---- Records for processing

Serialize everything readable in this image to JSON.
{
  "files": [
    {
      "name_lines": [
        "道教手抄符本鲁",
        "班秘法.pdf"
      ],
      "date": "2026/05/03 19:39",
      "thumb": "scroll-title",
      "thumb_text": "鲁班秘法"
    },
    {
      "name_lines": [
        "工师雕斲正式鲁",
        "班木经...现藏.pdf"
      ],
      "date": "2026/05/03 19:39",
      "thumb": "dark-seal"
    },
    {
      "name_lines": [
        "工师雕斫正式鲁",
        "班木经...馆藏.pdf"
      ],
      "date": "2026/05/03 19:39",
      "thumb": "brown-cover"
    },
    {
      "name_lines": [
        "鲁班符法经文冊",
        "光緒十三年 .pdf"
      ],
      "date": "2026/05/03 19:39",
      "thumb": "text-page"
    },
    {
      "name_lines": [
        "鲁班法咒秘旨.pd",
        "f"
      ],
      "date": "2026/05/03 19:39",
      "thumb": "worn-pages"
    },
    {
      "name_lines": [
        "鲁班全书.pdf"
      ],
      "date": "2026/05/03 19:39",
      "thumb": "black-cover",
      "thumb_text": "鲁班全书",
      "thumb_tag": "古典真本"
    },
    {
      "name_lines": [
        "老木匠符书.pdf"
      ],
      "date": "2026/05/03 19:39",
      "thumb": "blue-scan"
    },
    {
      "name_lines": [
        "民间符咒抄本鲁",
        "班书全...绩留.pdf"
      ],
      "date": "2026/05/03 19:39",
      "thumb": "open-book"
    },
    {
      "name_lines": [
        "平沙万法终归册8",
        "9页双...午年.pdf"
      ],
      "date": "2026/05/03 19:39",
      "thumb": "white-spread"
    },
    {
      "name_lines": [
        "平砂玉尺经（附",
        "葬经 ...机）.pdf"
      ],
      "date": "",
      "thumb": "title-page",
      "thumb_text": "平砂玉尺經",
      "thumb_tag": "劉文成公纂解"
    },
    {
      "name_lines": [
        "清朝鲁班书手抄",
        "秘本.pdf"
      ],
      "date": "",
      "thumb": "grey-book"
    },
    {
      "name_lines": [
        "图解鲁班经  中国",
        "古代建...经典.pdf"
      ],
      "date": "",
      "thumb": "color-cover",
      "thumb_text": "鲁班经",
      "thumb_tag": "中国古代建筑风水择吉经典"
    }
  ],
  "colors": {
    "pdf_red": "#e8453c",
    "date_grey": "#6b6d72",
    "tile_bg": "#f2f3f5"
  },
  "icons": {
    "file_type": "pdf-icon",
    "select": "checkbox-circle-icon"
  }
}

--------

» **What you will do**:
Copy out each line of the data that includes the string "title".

» **Answer box**:
      "thumb": "scroll-title",
      "thumb": "title-page",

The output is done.